### Information
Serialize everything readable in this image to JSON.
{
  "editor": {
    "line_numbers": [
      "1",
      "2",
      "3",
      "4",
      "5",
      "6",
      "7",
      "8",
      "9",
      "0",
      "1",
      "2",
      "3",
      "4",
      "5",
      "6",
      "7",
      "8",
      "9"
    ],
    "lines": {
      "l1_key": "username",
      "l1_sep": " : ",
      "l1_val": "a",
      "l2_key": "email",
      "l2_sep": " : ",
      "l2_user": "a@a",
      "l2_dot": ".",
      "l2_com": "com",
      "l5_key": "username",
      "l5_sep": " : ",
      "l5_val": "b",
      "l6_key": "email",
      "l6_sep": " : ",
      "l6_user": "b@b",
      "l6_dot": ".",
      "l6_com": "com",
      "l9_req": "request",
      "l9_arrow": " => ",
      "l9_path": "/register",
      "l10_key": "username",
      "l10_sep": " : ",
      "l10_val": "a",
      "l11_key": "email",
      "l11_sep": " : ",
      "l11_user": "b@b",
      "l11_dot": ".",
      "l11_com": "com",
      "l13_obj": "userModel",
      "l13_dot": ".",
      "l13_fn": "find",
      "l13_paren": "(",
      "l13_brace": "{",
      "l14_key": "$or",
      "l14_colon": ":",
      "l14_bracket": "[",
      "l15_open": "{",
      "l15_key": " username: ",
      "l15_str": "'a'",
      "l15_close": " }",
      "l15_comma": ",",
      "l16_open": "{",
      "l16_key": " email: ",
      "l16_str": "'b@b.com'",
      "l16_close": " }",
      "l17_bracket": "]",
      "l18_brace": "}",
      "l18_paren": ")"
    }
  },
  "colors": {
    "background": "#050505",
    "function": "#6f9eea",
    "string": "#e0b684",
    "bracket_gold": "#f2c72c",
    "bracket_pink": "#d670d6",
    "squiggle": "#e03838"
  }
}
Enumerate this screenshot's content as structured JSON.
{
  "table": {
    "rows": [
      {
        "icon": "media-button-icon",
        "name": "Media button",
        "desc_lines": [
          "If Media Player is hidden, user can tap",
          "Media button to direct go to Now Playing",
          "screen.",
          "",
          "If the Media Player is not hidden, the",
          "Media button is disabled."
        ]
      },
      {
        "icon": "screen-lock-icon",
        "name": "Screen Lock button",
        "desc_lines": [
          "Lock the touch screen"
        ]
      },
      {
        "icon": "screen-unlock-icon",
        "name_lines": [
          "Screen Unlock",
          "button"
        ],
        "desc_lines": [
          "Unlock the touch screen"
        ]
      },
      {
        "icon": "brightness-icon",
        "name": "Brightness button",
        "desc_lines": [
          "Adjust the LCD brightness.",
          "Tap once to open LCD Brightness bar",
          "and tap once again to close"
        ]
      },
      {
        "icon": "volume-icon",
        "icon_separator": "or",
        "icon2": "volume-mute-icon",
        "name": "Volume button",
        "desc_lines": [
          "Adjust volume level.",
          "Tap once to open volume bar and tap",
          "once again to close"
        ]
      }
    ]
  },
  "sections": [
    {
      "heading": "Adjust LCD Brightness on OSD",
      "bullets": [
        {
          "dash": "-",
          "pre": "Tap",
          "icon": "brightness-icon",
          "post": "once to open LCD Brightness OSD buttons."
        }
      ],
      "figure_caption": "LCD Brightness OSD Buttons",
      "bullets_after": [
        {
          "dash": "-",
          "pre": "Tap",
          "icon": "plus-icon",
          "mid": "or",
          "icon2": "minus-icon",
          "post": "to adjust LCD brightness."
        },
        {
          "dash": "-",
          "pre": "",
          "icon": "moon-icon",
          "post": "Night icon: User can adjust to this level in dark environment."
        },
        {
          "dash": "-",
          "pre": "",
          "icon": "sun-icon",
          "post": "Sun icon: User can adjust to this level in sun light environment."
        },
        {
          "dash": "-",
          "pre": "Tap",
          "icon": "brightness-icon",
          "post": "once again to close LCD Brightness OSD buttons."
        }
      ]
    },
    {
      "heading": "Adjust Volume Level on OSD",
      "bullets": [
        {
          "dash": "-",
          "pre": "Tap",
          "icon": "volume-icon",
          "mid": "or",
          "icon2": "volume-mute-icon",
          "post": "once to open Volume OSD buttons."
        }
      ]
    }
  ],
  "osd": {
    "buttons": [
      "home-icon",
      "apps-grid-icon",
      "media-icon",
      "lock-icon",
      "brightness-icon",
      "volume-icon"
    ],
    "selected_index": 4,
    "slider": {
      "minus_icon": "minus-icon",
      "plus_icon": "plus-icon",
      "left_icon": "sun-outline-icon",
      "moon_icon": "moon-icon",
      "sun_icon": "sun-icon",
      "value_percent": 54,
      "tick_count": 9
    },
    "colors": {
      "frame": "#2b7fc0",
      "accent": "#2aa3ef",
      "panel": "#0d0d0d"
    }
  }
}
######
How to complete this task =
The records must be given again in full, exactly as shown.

Exercise result =
Serialize everything readable in this image to JSON.
{
  "editor": {
    "line_numbers": [
      "1",
      "2",
      "3",
      "4",
      "5",
      "6",
      "7",
      "8",
      "9",
      "0",
      "1",
      "2",
      "3",
      "4",
      "5",
      "6",
      "7",
      "8",
      "9"
    ],
    "lines": {
      "l1_key": "username",
      "l1_sep": " : ",
      "l1_val": "a",
      "l2_key": "email",
      "l2_sep": " : ",
      "l2_user": "a@a",
      "l2_dot": ".",
      "l2_com": "com",
      "l5_key": "username",
      "l5_sep": " : ",
      "l5_val": "b",
      "l6_key": "email",
      "l6_sep": " : ",
      "l6_user": "b@b",
      "l6_dot": ".",
      "l6_com": "com",
      "l9_req": "request",
      "l9_arrow": " => ",
      "l9_path": "/register",
      "l10_key": "username",
      "l10_sep": " : ",
      "l10_val": "a",
      "l11_key": "email",
      "l11_sep": " : ",
      "l11_user": "b@b",
      "l11_dot": ".",
      "l11_com": "com",
      "l13_obj": "userModel",
      "l13_dot": ".",
      "l13_fn": "find",
      "l13_paren": "(",
      "l13_brace": "{",
      "l14_key": "$or",
      "l14_colon": ":",
      "l14_bracket": "[",
      "l15_open": "{",
      "l15_key": " username: ",
      "l15_str": "'a'",
      "l15_close": " }",
      "l15_comma": ",",
      "l16_open": "{",
      "l16_key": " email: ",
      "l16_str": "'b@b.com'",
      "l16_close": " }",
      "l17_bracket": "]",
      "l18_brace": "}",
      "l18_paren": ")"
    }
  },
  "colors": {
    "background": "#050505",
    "function": "#6f9eea",
    "string": "#e0b684",
    "bracket_gold": "#f2c72c",
    "bracket_pink": "#d670d6",
    "squiggle": "#e03838"
  }
}
Enumerate this screenshot's content as structured JSON.
{
  "table": {
    "rows": [
      {
        "icon": "media-button-icon",
        "name": "Media button",
        "desc_lines": [
          "If Media Player is hidden, user can tap",
          "Media button to direct go to Now Playing",
          "screen.",
          "",
          "If the Media Player is not hidden, the",
          "Media button is disabled."
        ]
      },
      {
        "icon": "screen-lock-icon",
        "name": "Screen Lock button",
        "desc_lines": [
          "Lock the touch screen"
        ]
      },
      {
        "icon": "screen-unlock-icon",
        "name_lines": [
          "Screen Unlock",
          "button"
        ],
        "desc_lines": [
          "Unlock the touch screen"
        ]
      },
      {
        "icon": "brightness-icon",
        "name": "Brightness button",
        "desc_lines": [
          "Adjust the LCD brightness.",
          "Tap once to open LCD Brightness bar",
          "and tap once again to close"
        ]
      },
      {
        "icon": "volume-icon",
        "icon_separator": "or",
        "icon2": "volume-mute-icon",
        "name": "Volume button",
        "desc_lines": [
          "Adjust volume level.",
          "Tap once to open volume bar and tap",
          "once again to close"
        ]
      }
    ]
  },
  "sections": [
    {
      "heading": "Adjust LCD Brightness on OSD",
      "bullets": [
        {
          "dash": "-",
          "pre": "Tap",
          "icon": "brightness-icon",
          "post": "once to open LCD Brightness OSD buttons."
        }
      ],
      "figure_caption": "LCD Brightness OSD Buttons",
      "bullets_after": [
        {
          "dash": "-",
          "pre": "Tap",
          "icon": "plus-icon",
          "mid": "or",
          "icon2": "minus-icon",
          "post": "to adjust LCD brightness."
        },
        {
          "dash": "-",
          "pre": "",
          "icon": "moon-icon",
          "post": "Night icon: User can adjust to this level in dark environment."
        },
        {
          "dash": "-",
          "pre": "",
          "icon": "sun-icon",
          "post": "Sun icon: User can adjust to this level in sun light environment."
        },
        {
          "dash": "-",
          "pre": "Tap",
          "icon": "brightness-icon",
          "post": "once again to close LCD Brightness OSD buttons."
        }
      ]
    },
    {
      "heading": "Adjust Volume Level on OSD",
      "bullets": [
        {
          "dash": "-",
          "pre": "Tap",
          "icon": "volume-icon",
          "mid": "or",
          "icon2": "volume-mute-icon",
          "post": "once to open Volume OSD buttons."
        }
      ]
    }
  ],
  "osd": {
    "buttons": [
      "home-icon",
      "apps-grid-icon",
      "media-icon",
      "lock-icon",
      "brightness-icon",
      "volume-icon"
    ],
    "selected_index": 4,
    "slider": {
      "minus_icon": "minus-icon",
      "plus_icon": "plus-icon",
      "left_icon": "sun-outline-icon",
      "moon_icon": "moon-icon",
      "sun_icon": "sun-icon",
      "value_percent": 54,
      "tick_count": 9
    },
    "colors": {
      "frame": "#2b7fc0",
      "accent": "#2aa3ef",
      "panel": "#0d0d0d"
    }
  }
}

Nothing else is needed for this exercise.